From Harvard Magazine:
Leading a healthy social life depends on the ability to predict the behavior of others accurately. Most people expect a loud, aggressive bully to be cruel, and a passive, quiet loner to shy away from confrontation. More often than not, that’s correct. Yet exactly how the brain predicts such behavior has long been unclear.
Now research by Kenan professor of psychology Daniel Schacter and several coauthors, published in the March issue of the journal Cerebral Cortex, suggests that the brain, when making behavioral predictions, uses the part devoted to memory. During the past decade, Schacter says, a revolution has occurred in the field of memory science: researchers have shown that memory is responsible for much more than the simple recall of facts or the sensation of reliving events from the past. “Memory is not just a readout,” he explains. “It is a tool that’s used by the brain to bring past experience to bear when thinking about future situations.” In fact, Schacter continues, memory and imagination involve virtually identical mental processes; both rely on a specific system known as the “default network,” previously thought to be activated only when recalling the past. This discovery led to a rich vein of research, he reports.

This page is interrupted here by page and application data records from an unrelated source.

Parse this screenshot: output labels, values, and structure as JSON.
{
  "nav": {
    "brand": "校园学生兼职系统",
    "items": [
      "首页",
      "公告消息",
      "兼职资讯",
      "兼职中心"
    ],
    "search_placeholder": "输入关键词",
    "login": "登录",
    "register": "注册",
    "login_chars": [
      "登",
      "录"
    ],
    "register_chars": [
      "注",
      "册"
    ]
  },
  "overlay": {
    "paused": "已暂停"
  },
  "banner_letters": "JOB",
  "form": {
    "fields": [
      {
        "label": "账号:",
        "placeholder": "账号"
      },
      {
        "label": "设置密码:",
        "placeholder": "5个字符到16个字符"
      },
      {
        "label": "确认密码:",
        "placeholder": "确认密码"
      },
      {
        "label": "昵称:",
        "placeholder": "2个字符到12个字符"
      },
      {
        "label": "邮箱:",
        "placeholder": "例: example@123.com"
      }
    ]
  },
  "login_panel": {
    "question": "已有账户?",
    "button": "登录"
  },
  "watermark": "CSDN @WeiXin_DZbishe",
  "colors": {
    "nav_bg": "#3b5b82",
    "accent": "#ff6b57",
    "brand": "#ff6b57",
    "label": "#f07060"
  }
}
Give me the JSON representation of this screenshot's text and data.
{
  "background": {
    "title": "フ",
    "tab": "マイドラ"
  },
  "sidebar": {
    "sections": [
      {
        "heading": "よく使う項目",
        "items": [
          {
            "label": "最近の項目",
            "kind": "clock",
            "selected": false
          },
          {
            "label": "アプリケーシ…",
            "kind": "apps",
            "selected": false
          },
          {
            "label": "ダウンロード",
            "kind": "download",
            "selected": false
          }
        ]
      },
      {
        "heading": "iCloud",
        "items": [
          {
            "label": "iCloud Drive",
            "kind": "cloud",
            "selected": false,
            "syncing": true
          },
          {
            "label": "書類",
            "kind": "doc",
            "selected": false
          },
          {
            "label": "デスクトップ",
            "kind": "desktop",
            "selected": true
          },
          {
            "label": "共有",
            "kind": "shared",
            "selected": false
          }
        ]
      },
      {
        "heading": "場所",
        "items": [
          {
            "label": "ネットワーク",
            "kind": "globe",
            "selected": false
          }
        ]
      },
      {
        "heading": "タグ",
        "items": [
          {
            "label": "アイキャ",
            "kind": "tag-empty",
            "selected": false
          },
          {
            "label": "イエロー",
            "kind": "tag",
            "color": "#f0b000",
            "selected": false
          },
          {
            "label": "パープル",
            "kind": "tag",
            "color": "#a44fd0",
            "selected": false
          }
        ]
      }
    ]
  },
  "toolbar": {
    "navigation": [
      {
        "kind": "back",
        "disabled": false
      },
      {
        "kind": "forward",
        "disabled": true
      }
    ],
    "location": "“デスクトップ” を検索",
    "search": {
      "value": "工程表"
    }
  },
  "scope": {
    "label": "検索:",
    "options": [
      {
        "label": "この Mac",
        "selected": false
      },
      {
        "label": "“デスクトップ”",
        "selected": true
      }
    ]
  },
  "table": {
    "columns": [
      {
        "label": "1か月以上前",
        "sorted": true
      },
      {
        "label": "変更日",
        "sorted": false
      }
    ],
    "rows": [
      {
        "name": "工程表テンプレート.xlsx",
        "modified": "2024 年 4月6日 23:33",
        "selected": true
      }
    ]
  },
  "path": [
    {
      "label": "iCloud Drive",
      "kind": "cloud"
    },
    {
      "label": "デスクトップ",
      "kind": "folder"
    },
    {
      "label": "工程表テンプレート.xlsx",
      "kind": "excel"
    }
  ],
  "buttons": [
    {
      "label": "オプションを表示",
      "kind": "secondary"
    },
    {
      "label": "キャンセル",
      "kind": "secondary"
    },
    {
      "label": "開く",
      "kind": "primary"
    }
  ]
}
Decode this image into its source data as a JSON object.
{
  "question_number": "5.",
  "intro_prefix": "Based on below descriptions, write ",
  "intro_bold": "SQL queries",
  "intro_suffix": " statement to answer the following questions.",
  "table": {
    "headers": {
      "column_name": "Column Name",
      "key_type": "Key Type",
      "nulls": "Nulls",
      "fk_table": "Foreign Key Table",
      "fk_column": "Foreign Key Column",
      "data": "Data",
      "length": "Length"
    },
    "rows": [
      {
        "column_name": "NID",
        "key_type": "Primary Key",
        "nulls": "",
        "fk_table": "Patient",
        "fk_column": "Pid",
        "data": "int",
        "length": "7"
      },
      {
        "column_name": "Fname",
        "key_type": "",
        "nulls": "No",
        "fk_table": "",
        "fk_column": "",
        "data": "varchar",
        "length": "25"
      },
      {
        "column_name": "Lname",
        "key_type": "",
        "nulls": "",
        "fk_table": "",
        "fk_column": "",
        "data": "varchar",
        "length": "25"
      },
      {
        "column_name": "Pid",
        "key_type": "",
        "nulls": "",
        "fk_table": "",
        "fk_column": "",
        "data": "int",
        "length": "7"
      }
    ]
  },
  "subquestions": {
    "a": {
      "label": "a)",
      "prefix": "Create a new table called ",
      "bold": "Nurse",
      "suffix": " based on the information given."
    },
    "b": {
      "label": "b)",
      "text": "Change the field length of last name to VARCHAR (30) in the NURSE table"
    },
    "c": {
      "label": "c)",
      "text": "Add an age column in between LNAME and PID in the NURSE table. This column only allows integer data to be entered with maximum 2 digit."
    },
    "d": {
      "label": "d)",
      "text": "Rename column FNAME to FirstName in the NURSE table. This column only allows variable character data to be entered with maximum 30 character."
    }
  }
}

For instance, the link between memory and imagination could explain why those with memory problems, such as amnesiacs or the elderly, often struggle to envision the future.